Artificial intelligence and machine learning are changing video workflows. Two of the key innovations that we’ll be highlighting with AWS are:
- — Searching video clips for objects, colours, settings, events, words, sounds and facial recognition;
- — Automating transcription and translation to generate captions, subtitles, and audio in multiple languages for live and on-demand streams.
Why not find out from our CEO Philippe Brodeur at IBC how to make video collaboration effortless? Click here to schedule a meeting.
Can you really use Artificial Intelligence and Machine Learning to create video content faster?
To be honest, the more I hear and read about Artificial Intelligence and Machine Learning the more I think people are trying to pull the wool over my eyes.
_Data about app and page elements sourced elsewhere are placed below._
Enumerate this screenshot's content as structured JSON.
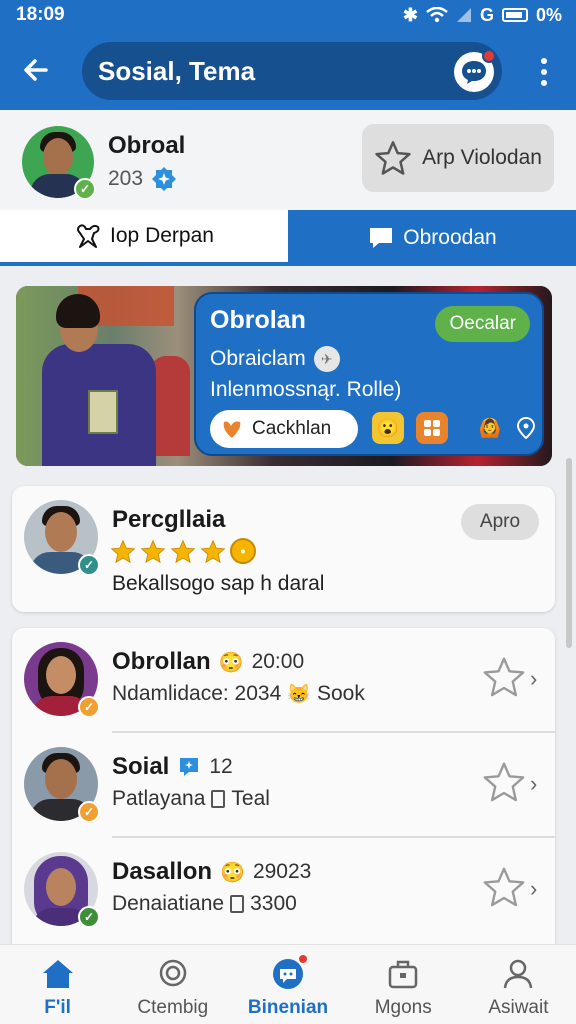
{
  "status_bar": {
    "time": "18:09",
    "network": "G",
    "battery": "0%"
  },
  "app_bar": {
    "title": "Sosial, Tema"
  },
  "profile": {
    "name": "Obroal",
    "count": "203",
    "follow_label": "Arp Violodan"
  },
  "tabs": [
    {
      "label": "Iop Derpan",
      "active": false
    },
    {
      "label": "Obroodan",
      "active": true
    }
  ],
  "featured": {
    "title": "Obrolan",
    "subtitle": "Obraiclam",
    "description": "Inlenmossnąr. Rolle)",
    "badge": "Oecalar",
    "action_label": "Cackhlan"
  },
  "review": {
    "name": "Percgllaia",
    "rating": 4,
    "text": "Bekallsogo sap h daral",
    "button": "Apro"
  },
  "list": [
    {
      "name": "Obrollan",
      "meta": "20:00",
      "sub_a": "Ndamlidace: 2034",
      "sub_b": "Sook",
      "avatar_bg": "#c9a16b",
      "check_color": "#f0a030"
    },
    {
      "name": "Soial",
      "meta": "12",
      "sub_a": "Patlayana",
      "sub_b": "Teal",
      "avatar_bg": "#8a9aa8",
      "check_color": "#f0a030"
    },
    {
      "name": "Dasallon",
      "meta": "29023",
      "sub_a": "Denaiatiane",
      "sub_b": "3300",
      "avatar_bg": "#6b4aa0",
      "check_color": "#3f8f3a"
    }
  ],
  "bottom_nav": [
    {
      "label": "F'il",
      "icon": "home-icon",
      "active": false
    },
    {
      "label": "Ctembig",
      "icon": "search-icon",
      "active": false
    },
    {
      "label": "Binenian",
      "icon": "chat-icon",
      "active": true
    },
    {
      "label": "Mgons",
      "icon": "briefcase-icon",
      "active": false
    },
    {
      "label": "Asiwait",
      "icon": "person-icon",
      "active": false
    }
  ],
  "colors": {
    "primary": "#1f6fc5",
    "dark_primary": "#17508f",
    "green": "#5fb14a",
    "star": "#f4b400"
  }
}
I honestly don’t believe most people know what they are talking about or what AI and ML actually are. So I set about setting myself a task to define them and then explain why Overcast is investing so much in them.
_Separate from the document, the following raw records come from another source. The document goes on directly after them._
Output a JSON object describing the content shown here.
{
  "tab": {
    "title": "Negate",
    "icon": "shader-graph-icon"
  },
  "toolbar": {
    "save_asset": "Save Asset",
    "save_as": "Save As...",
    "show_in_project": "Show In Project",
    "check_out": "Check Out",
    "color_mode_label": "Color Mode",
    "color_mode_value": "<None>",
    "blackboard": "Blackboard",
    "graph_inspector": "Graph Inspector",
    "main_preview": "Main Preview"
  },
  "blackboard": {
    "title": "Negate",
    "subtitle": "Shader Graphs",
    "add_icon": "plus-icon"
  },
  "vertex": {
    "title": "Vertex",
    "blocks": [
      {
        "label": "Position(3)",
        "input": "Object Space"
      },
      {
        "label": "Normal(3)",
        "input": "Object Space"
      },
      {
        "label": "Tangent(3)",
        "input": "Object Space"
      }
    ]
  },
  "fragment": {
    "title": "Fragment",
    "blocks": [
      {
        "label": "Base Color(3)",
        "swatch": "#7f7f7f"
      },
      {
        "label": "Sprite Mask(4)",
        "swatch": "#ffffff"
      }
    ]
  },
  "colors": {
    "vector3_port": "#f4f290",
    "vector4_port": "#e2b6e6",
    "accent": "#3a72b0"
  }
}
One of our advisors Hugh O’Byrne (a former senior IBM head of Digital Sales) started by telling me that everyone has actually got it wrong. What most people are talking about is “augmented” intelligence — i.e. they are talking about machines that can help (not replace) humans in the workplace. Machines might be able to learn and get better at doing manual tasks, but ultimately the work being done still needs a guiding human hand so it is augmented.
Understanding AI and ML
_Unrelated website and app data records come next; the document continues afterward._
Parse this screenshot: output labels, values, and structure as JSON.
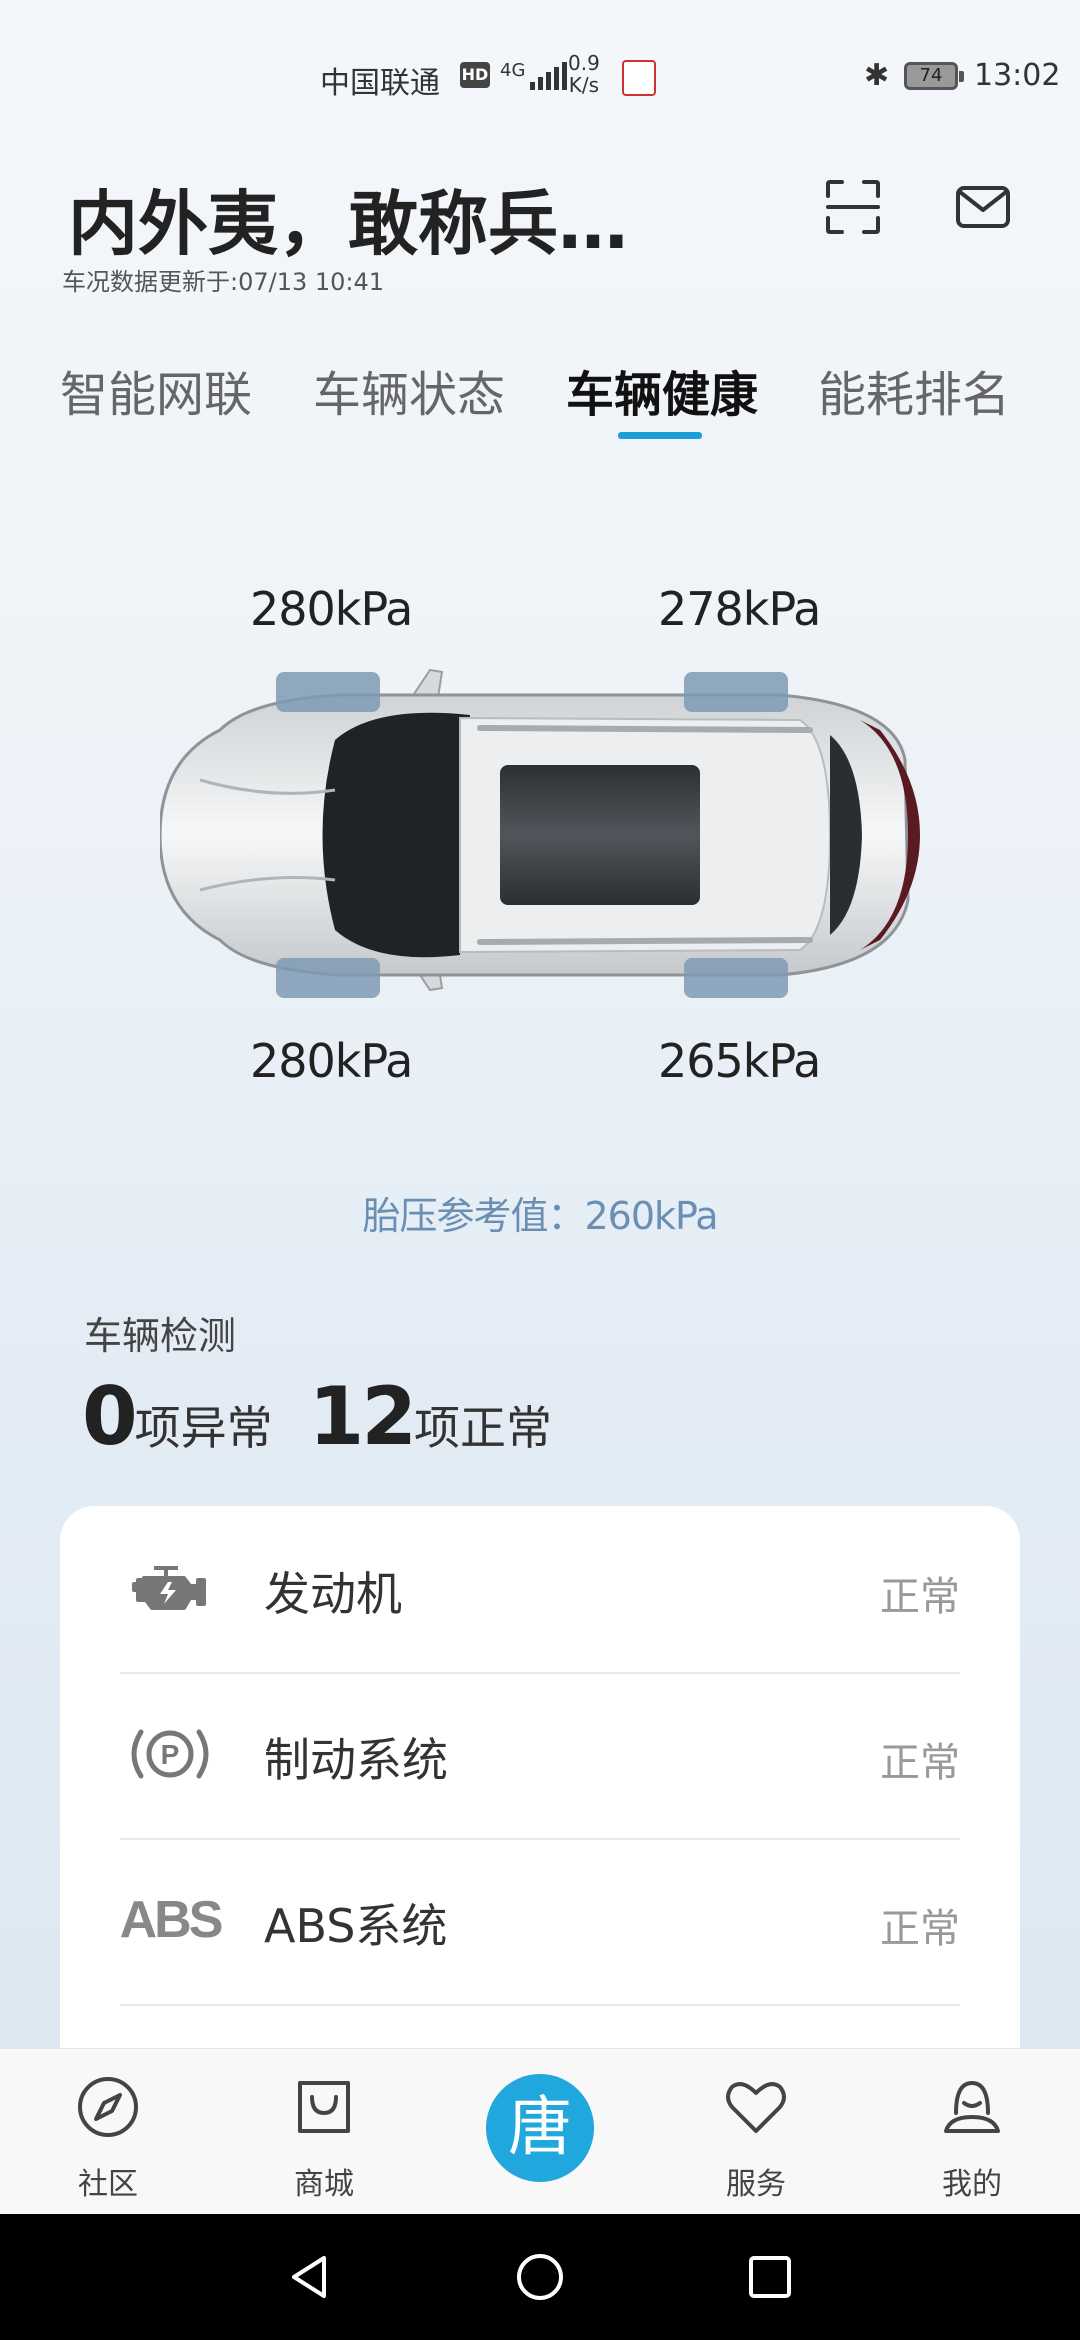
{
  "status_bar": {
    "carrier": "中国联通",
    "hd": "HD",
    "network": "4G",
    "speed_value": "0.9",
    "speed_unit": "K/s",
    "battery": "74",
    "time": "13:02"
  },
  "header": {
    "title": "内外夷，敢称兵…",
    "updated": "车况数据更新于:07/13 10:41"
  },
  "tabs": [
    {
      "label": "智能网联",
      "active": false
    },
    {
      "label": "车辆状态",
      "active": false
    },
    {
      "label": "车辆健康",
      "active": true
    },
    {
      "label": "能耗排名",
      "active": false
    }
  ],
  "tire_pressure": {
    "front_left": "280kPa",
    "front_right": "278kPa",
    "rear_left": "280kPa",
    "rear_right": "265kPa",
    "reference_label": "胎压参考值：",
    "reference_value": "260kPa"
  },
  "detection": {
    "label": "车辆检测",
    "abnormal_count": "0",
    "abnormal_text": "项异常",
    "normal_count": "12",
    "normal_text": "项正常"
  },
  "checks": [
    {
      "icon": "engine-icon",
      "label": "发动机",
      "status": "正常"
    },
    {
      "icon": "parking-brake-icon",
      "label": "制动系统",
      "status": "正常"
    },
    {
      "icon": "abs-icon",
      "icon_text": "ABS",
      "label": "ABS系统",
      "status": "正常"
    }
  ],
  "bottom_nav": {
    "items": [
      {
        "label": "社区",
        "icon": "compass-icon"
      },
      {
        "label": "商城",
        "icon": "shopping-bag-icon"
      },
      {
        "label": "服务",
        "icon": "heart-icon"
      },
      {
        "label": "我的",
        "icon": "profile-icon"
      }
    ],
    "center_label": "唐",
    "accent": "#1fa7de"
  },
  "colors": {
    "tab_indicator": "#1e9ed8",
    "reference_text": "#6a8fb3"
  }
}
So if we keep that in mind, here is how we define AI: “Artificial Intelligence” is the science of making computers good at doing tasks that were previously done by people.
It’s pretty broad and probably covers what so many people claim as their “AI solution”. So, perhaps what is far more interesting is “Machine Learning”, which is a subset of AI and focuses on the ability of computers to use large sets of data to “learn” about a task and improve the performance of those tasks over time.
If you take these two statements for what they are, it’s actually machine learning that is far more interesting and far more powerful. AI has been talked about pretty much since the beginning of computers — but machine learning has only been possible since the introduction of large data sets that can lead to machines being “trained” or, in fact, “training themselves” according to a set of rules.
With video we are at the early stages. Up until now, very little data existed about a video that was not inputted manually. Sure, you could get technical details like length, file size, codec and things like that, but anything descriptive about the story had to be entered manually. That’s the metadata.
It’s all about business needs
Recent advances in AI and machine learning have enabled all of this to change. We can now extract a considerable amount of “descriptive” data that in turn can be used for a number of different content solutions.
A short list of what data we can extract from a video includes:
- Voice to text
- Image recognition
- Scene recognition
- Facial recognition
- Sentiment recognition
This is just a short list of the information that can make it easier to do a number of tasks. Caption creation, search, archiving, metadata enhancement and compliance are just a number of tasks that machines are getting better at doing without the need for human intervention.
Ultimately these advances in AI and Machine Learning should help to solve problems for creatives who waste much of their time on mundane tasks like searching for content, wondering if brand guidelines are being adhered to and even putting captions with the right punctuation on their content. You know, real business needs.
The result: yes, AI and Machine Learning can help make video content faster but it takes time for the machines to learn so it is taking time for the accuracy of these solutions to be able to be deployed at scale.